"I stood before the mound in Peace Park that is the ashes of tens of thousands of unnamed people. The bodies were gathered and burned within days after the attack, and now there is only a huge mound of ashes. I stood there speechless, empty. What can you say? What can you feel in the presence of such horror, remembering how they died?"
"If there is a morality that can justify such an act, then I say that there is no morality. The word is empty of significance. If there is a religious belief that can be in harmony with this, then there is no such thing as religion. If there is any way this is compatible with being a Christian, I would reject Christianity. If Jesus could bless followers who do this, I would have nothing to do with Jesus."
"Clearly, there is an urgency for conversion-a complete about-face. But it has not happened. It is not happening.What concerns me most of all.is that Hiroshima, that unnamable sin, is taking place everyday. Our own nation is doing it again and again and again.Hiroshima, the sin, the evil, is committed everyday in our hearts."
(From "The Challenge of Peace; The Catholic Church in Public Debate",

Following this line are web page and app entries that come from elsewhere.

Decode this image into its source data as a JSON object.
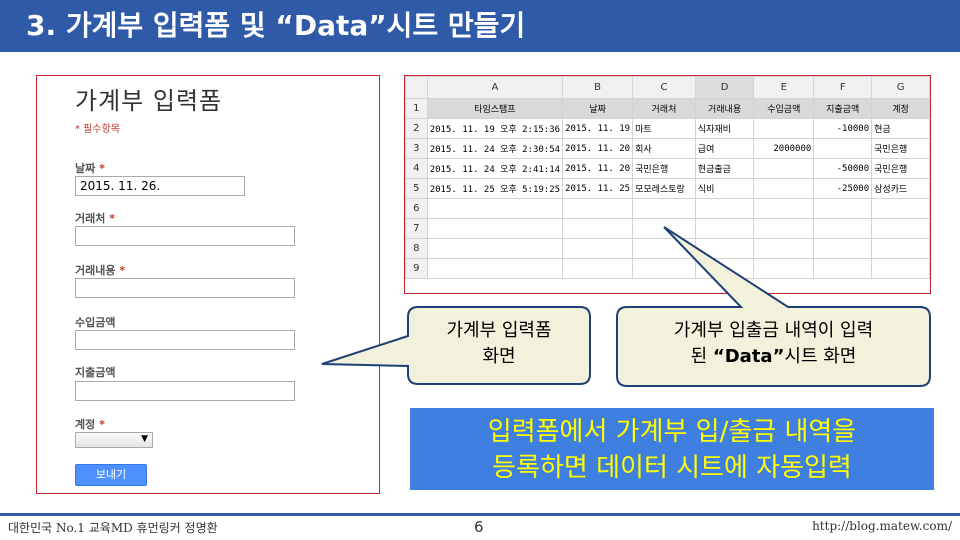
{
  "slide": {
    "title": "3. 가계부 입력폼 및 “Data”시트 만들기"
  },
  "form": {
    "title": "가계부 입력폼",
    "required_note": "* 필수항목",
    "fields": [
      {
        "label": "날짜",
        "required": "*",
        "value": "2015. 11. 26."
      },
      {
        "label": "거래처",
        "required": "*",
        "value": ""
      },
      {
        "label": "거래내용",
        "required": "*",
        "value": ""
      },
      {
        "label": "수입금액",
        "required": "",
        "value": ""
      },
      {
        "label": "지출금액",
        "required": "",
        "value": ""
      },
      {
        "label": "계정",
        "required": "*",
        "value": ""
      }
    ],
    "submit_label": "보내기"
  },
  "sheet": {
    "columns": [
      "A",
      "B",
      "C",
      "D",
      "E",
      "F",
      "G"
    ],
    "rows": [
      [
        "1",
        "타임스탬프",
        "날짜",
        "거래처",
        "거래내용",
        "수입금액",
        "지출금액",
        "계정"
      ],
      [
        "2",
        "2015. 11. 19 오후 2:15:36",
        "2015. 11. 19",
        "마트",
        "식자재비",
        "",
        "-10000",
        "현금"
      ],
      [
        "3",
        "2015. 11. 24 오후 2:30:54",
        "2015. 11. 20",
        "회사",
        "급여",
        "2000000",
        "",
        "국민은행"
      ],
      [
        "4",
        "2015. 11. 24 오후 2:41:14",
        "2015. 11. 20",
        "국민은행",
        "현금출금",
        "",
        "-50000",
        "국민은행"
      ],
      [
        "5",
        "2015. 11. 25 오후 5:19:25",
        "2015. 11. 25",
        "모모레스토랑",
        "식비",
        "",
        "-25000",
        "삼성카드"
      ],
      [
        "6",
        "",
        "",
        "",
        "",
        "",
        "",
        ""
      ],
      [
        "7",
        "",
        "",
        "",
        "",
        "",
        "",
        ""
      ],
      [
        "8",
        "",
        "",
        "",
        "",
        "",
        "",
        ""
      ],
      [
        "9",
        "",
        "",
        "",
        "",
        "",
        "",
        ""
      ]
    ]
  },
  "callouts": {
    "form_line1": "가계부 입력폼",
    "form_line2": "화면",
    "sheet_line1": "가계부 입출금 내역이 입력",
    "sheet_line2_pre": "된 ",
    "sheet_line2_bold": "“Data”",
    "sheet_line2_post": "시트 화면"
  },
  "highlight": {
    "line1": "입력폼에서 가계부 입/출금 내역을",
    "line2": "등록하면 데이터 시트에 자동입력"
  },
  "footer": {
    "left": "대한민국 No.1 교육MD 휴먼링커 정명환",
    "page": "6",
    "right": "http://blog.matew.com/"
  },
  "colors": {
    "title_bar": "#2f5aa8",
    "panel_border": "#c0262d",
    "callout_fill": "#f2f1dc",
    "callout_stroke": "#1f3f77",
    "highlight_fill": "#3f7fe0",
    "highlight_text": "#ffff00"
  }
}
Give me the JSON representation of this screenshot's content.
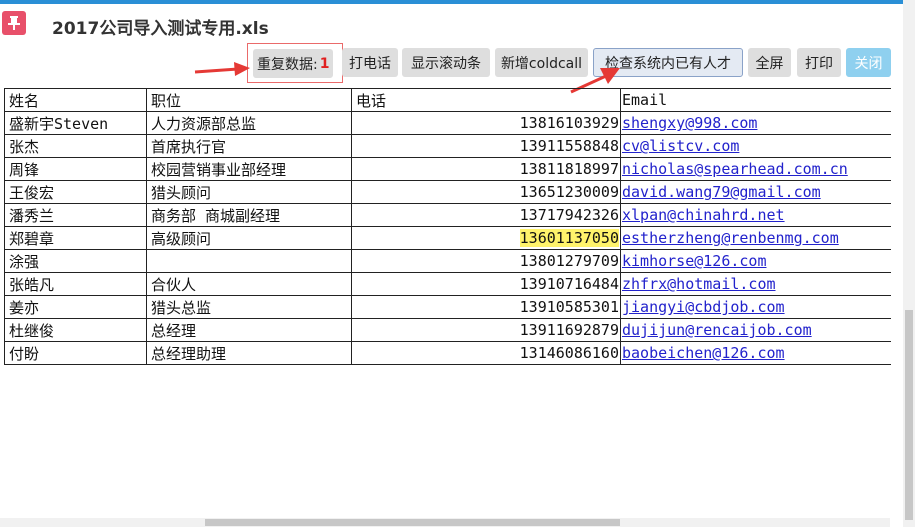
{
  "window": {
    "title": "2017公司导入测试专用.xls"
  },
  "toolbar": {
    "duplicate_label": "重复数据:",
    "duplicate_count": "1",
    "call_label": "打电话",
    "scrollbar_label": "显示滚动条",
    "coldcall_label": "新增coldcall",
    "check_label": "检查系统内已有人才",
    "fullscreen_label": "全屏",
    "print_label": "打印",
    "close_label": "关闭"
  },
  "table": {
    "headers": {
      "name": "姓名",
      "position": "职位",
      "phone": "电话",
      "email": "Email"
    },
    "rows": [
      {
        "name": "盛新宇Steven",
        "position": "人力资源部总监",
        "phone": "13816103929",
        "email": "shengxy@998.com"
      },
      {
        "name": "张杰",
        "position": "首席执行官",
        "phone": "13911558848",
        "email": "cv@listcv.com"
      },
      {
        "name": "周锋",
        "position": "校园营销事业部经理",
        "phone": "13811818997",
        "email": "nicholas@spearhead.com.cn"
      },
      {
        "name": "王俊宏",
        "position": "猎头顾问",
        "phone": "13651230009",
        "email": "david.wang79@gmail.com"
      },
      {
        "name": "潘秀兰",
        "position": "商务部 商城副经理",
        "phone": "13717942326",
        "email": "xlpan@chinahrd.net"
      },
      {
        "name": "郑碧章",
        "position": "高级顾问",
        "phone": "13601137050",
        "email": "estherzheng@renbenmg.com"
      },
      {
        "name": "涂强",
        "position": "",
        "phone": "13801279709",
        "email": "kimhorse@126.com"
      },
      {
        "name": "张皓凡",
        "position": "合伙人",
        "phone": "13910716484",
        "email": "zhfrx@hotmail.com"
      },
      {
        "name": "姜亦",
        "position": "猎头总监",
        "phone": "13910585301",
        "email": "jiangyi@cbdjob.com"
      },
      {
        "name": "杜继俊",
        "position": "总经理",
        "phone": "13911692879",
        "email": "dujijun@rencaijob.com"
      },
      {
        "name": "付盼",
        "position": "总经理助理",
        "phone": "13146086160",
        "email": "baobeichen@126.com"
      }
    ]
  },
  "colors": {
    "accent": "#2a8fd6",
    "pin": "#e8506a",
    "highlight": "#fff36b",
    "arrow": "#e53935",
    "link": "#2222cc"
  },
  "icons": {
    "pin": "pushpin-icon"
  }
}
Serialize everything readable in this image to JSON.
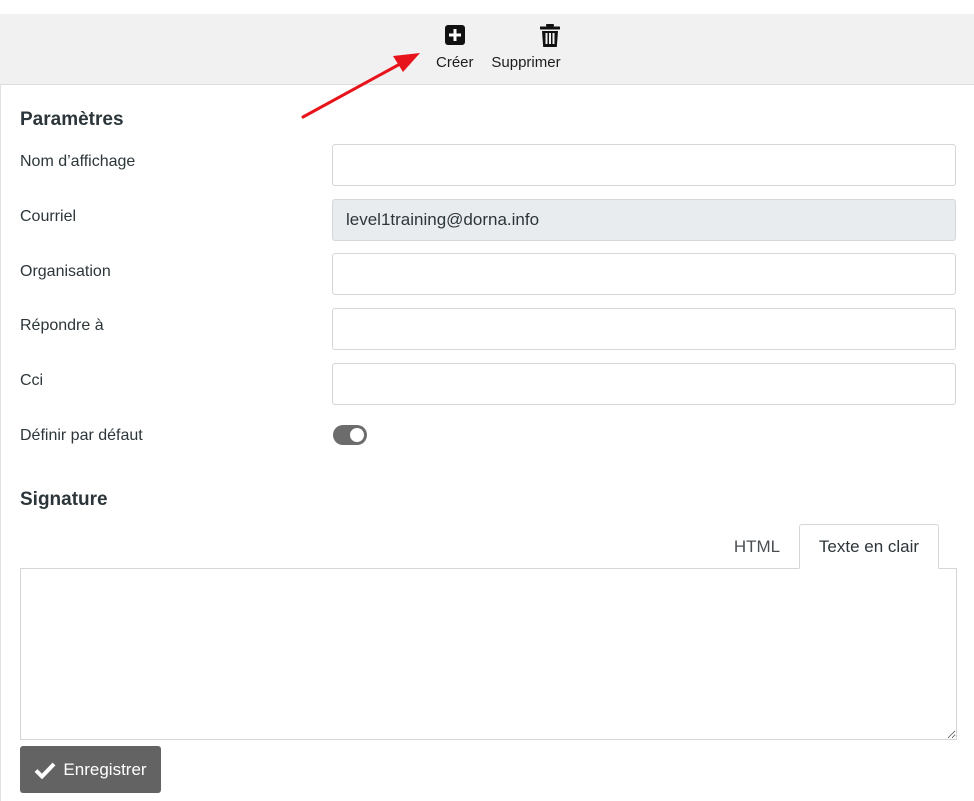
{
  "toolbar": {
    "create_label": "Créer",
    "delete_label": "Supprimer"
  },
  "parameters": {
    "title": "Paramètres",
    "fields": [
      {
        "label": "Nom d’affichage",
        "value": ""
      },
      {
        "label": "Courriel",
        "value": "level1training@dorna.info"
      },
      {
        "label": "Organisation",
        "value": ""
      },
      {
        "label": "Répondre à",
        "value": ""
      },
      {
        "label": "Cci",
        "value": ""
      }
    ],
    "default_label": "Définir par défaut"
  },
  "signature": {
    "title": "Signature",
    "tabs": [
      {
        "label": "HTML"
      },
      {
        "label": "Texte en clair"
      }
    ],
    "value": ""
  },
  "save_label": "Enregistrer",
  "colors": {
    "toolbar_bg": "#f1f1f1",
    "button_bg": "#636363",
    "readonly_bg": "#e9ecef",
    "annotation_arrow": "#e8141b"
  },
  "icons": {
    "create": "plus-square-icon",
    "delete": "trash-icon",
    "save": "check-icon"
  }
}
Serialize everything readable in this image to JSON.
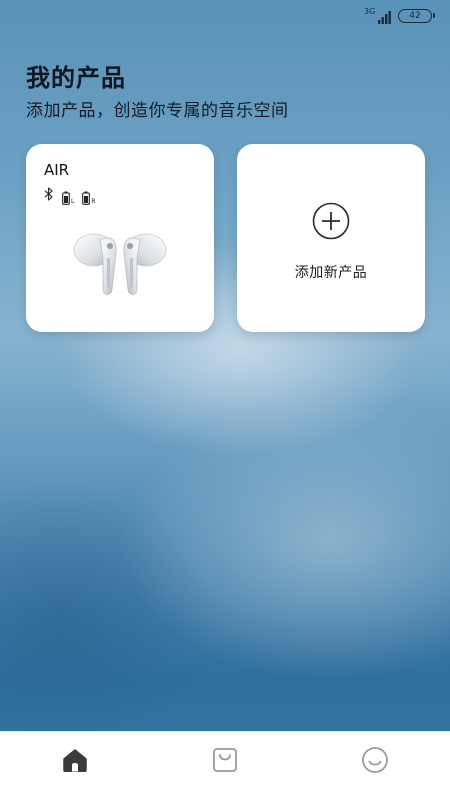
{
  "status_bar": {
    "network": "3G",
    "battery": "42"
  },
  "header": {
    "title": "我的产品",
    "subtitle": "添加产品，创造你专属的音乐空间"
  },
  "product_card": {
    "name": "AIR",
    "left_label": "L",
    "right_label": "R",
    "icons": [
      "bluetooth-icon",
      "battery-left-icon",
      "battery-right-icon",
      "earbuds-image"
    ]
  },
  "add_card": {
    "label": "添加新产品",
    "icon": "plus-circle-icon"
  },
  "tab_bar": {
    "items": [
      {
        "icon": "home-icon",
        "active": true
      },
      {
        "icon": "shop-bag-icon",
        "active": false
      },
      {
        "icon": "smiley-profile-icon",
        "active": false
      }
    ]
  }
}
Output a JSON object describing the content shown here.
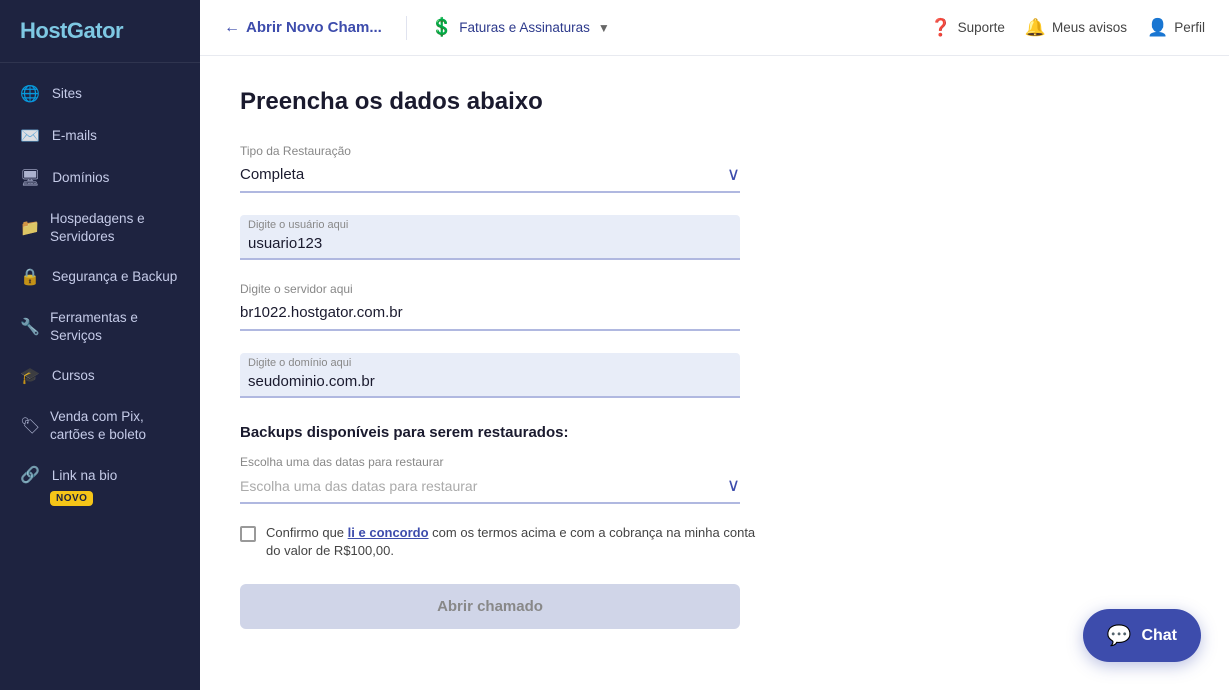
{
  "brand": {
    "name_part1": "Host",
    "name_part2": "Gator"
  },
  "sidebar": {
    "items": [
      {
        "id": "sites",
        "label": "Sites",
        "icon": "🌐"
      },
      {
        "id": "emails",
        "label": "E-mails",
        "icon": "✉️"
      },
      {
        "id": "dominios",
        "label": "Domínios",
        "icon": "🖥"
      },
      {
        "id": "hospedagens",
        "label": "Hospedagens e Servidores",
        "icon": "📁"
      },
      {
        "id": "seguranca",
        "label": "Segurança e Backup",
        "icon": "🔒"
      },
      {
        "id": "ferramentas",
        "label": "Ferramentas e Serviços",
        "icon": "🔧"
      },
      {
        "id": "cursos",
        "label": "Cursos",
        "icon": "🎓"
      },
      {
        "id": "venda",
        "label": "Venda com Pix, cartões e boleto",
        "icon": "🏷"
      }
    ],
    "link_bio": {
      "label": "Link na bio",
      "badge": "NOVO"
    }
  },
  "topbar": {
    "back_label": "Abrir Novo Cham...",
    "faturas_label": "Faturas e Assinaturas",
    "suporte_label": "Suporte",
    "avisos_label": "Meus avisos",
    "perfil_label": "Perfil"
  },
  "form": {
    "page_title": "Preencha os dados abaixo",
    "tipo_label": "Tipo da Restauração",
    "tipo_value": "Completa",
    "usuario_label": "Digite o usuário aqui",
    "usuario_value": "usuario123",
    "servidor_label": "Digite o servidor aqui",
    "servidor_value": "br1022.hostgator.com.br",
    "dominio_label": "Digite o domínio aqui",
    "dominio_value": "seudominio.com.br",
    "backups_title": "Backups disponíveis para serem restaurados:",
    "data_label": "Escolha uma das datas para restaurar",
    "data_placeholder": "Escolha uma das datas para restaurar",
    "confirm_text_before": "Confirmo que ",
    "confirm_link": "li e concordo",
    "confirm_text_middle": " com os termos acima e com a cobrança na minha conta do valor de R$100,00.",
    "submit_label": "Abrir chamado"
  },
  "chat": {
    "label": "Chat",
    "icon": "💬"
  }
}
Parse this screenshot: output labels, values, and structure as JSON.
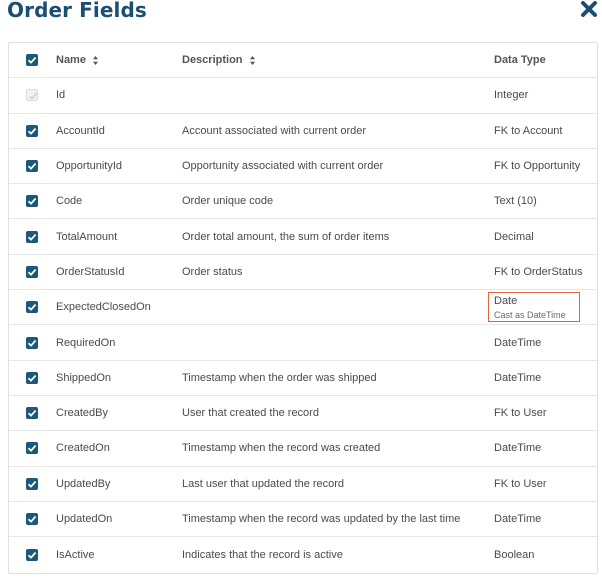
{
  "title": "Order Fields",
  "close_icon": "close-icon",
  "columns": {
    "name": "Name",
    "description": "Description",
    "data_type": "Data Type"
  },
  "rows": [
    {
      "name": "Id",
      "description": "",
      "type": "Integer",
      "checked": true,
      "disabled": true
    },
    {
      "name": "AccountId",
      "description": "Account associated with current order",
      "type": "FK to Account",
      "checked": true
    },
    {
      "name": "OpportunityId",
      "description": "Opportunity associated with current order",
      "type": "FK to Opportunity",
      "checked": true
    },
    {
      "name": "Code",
      "description": "Order unique code",
      "type": "Text (10)",
      "checked": true
    },
    {
      "name": "TotalAmount",
      "description": "Order total amount, the sum of order items",
      "type": "Decimal",
      "checked": true
    },
    {
      "name": "OrderStatusId",
      "description": "Order status",
      "type": "FK to OrderStatus",
      "checked": true
    },
    {
      "name": "ExpectedClosedOn",
      "description": "",
      "type": "Date",
      "type_note": "Cast as DateTime",
      "checked": true,
      "highlighted": true
    },
    {
      "name": "RequiredOn",
      "description": "",
      "type": "DateTime",
      "checked": true
    },
    {
      "name": "ShippedOn",
      "description": "Timestamp when the order was shipped",
      "type": "DateTime",
      "checked": true
    },
    {
      "name": "CreatedBy",
      "description": "User that created the record",
      "type": "FK to User",
      "checked": true
    },
    {
      "name": "CreatedOn",
      "description": "Timestamp when the record was created",
      "type": "DateTime",
      "checked": true
    },
    {
      "name": "UpdatedBy",
      "description": "Last user that updated the record",
      "type": "FK to User",
      "checked": true
    },
    {
      "name": "UpdatedOn",
      "description": "Timestamp when the record was updated by the last time",
      "type": "DateTime",
      "checked": true
    },
    {
      "name": "IsActive",
      "description": "Indicates that the record is active",
      "type": "Boolean",
      "checked": true
    }
  ],
  "colors": {
    "title": "#1b4f72",
    "checkbox": "#1e5878",
    "highlight_border": "#e0653a"
  }
}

Catholic University of America Symposium, Oct., 1989.
Quoted in Words of Peace Vol. II: Selections from Bishop Thomas Gumbleton.
Pax Christi USA 1991.)
On dissent within the Church:
..."we must keep working against injustice wherever we find it. As you forge your own convictions, speak out responsibly. Don't you, as adults, assume the role of children within the church."
(From a public discussion with University of Michigan faculty, 1980. Quoted in Words of Peace Vol. II: Selections from Bishop Thomas Gumbleton. Pax Christi USA 1991.)
On sexual abuse by priests:
"When every bishop in every diocese cooperates in bringing about a genuinely just resolution of every charge of sexual abuse, I believe we will once more be perceived as credible moral teachers. Thus what is good for the victims will likewise be good for the church."
..."It may cause some hardship for us financially. It might seem easier to keep the evils hidden, to move on and trust that the future will be better. But I am convinced that a settlement of every case by our court system is the only way to protect children and to heal the brokenness within the church."
(From Bishop Gumbleton's testimony before the Ohio House of Representatives Judiciary Committee,January 11, 2006.)http://ncronline.org/mainpage/specialdocuments/
On the martydom of conscientious objector Franz Jaegerstaetter:
"He tells us, I think, that a single act of conscience is like a seed in the ground, that whatever is done for the truth will make a difference, and that it is God that will make that difference acting through us. However small or large our acts of courage, it is God who acts through us and makes the seed grow."
( (1987, May 20). Franz Jaegerstaetter. Speech to honor the 80th birthday of Franz Jaegerstatter in Linz, Austria.)
Selected full-text speeches:
(1987, May 20). Franz Jaegerstaetter.
Speech to honor the 80th birthday of Franz Jaegerstatter in Linz, Austria.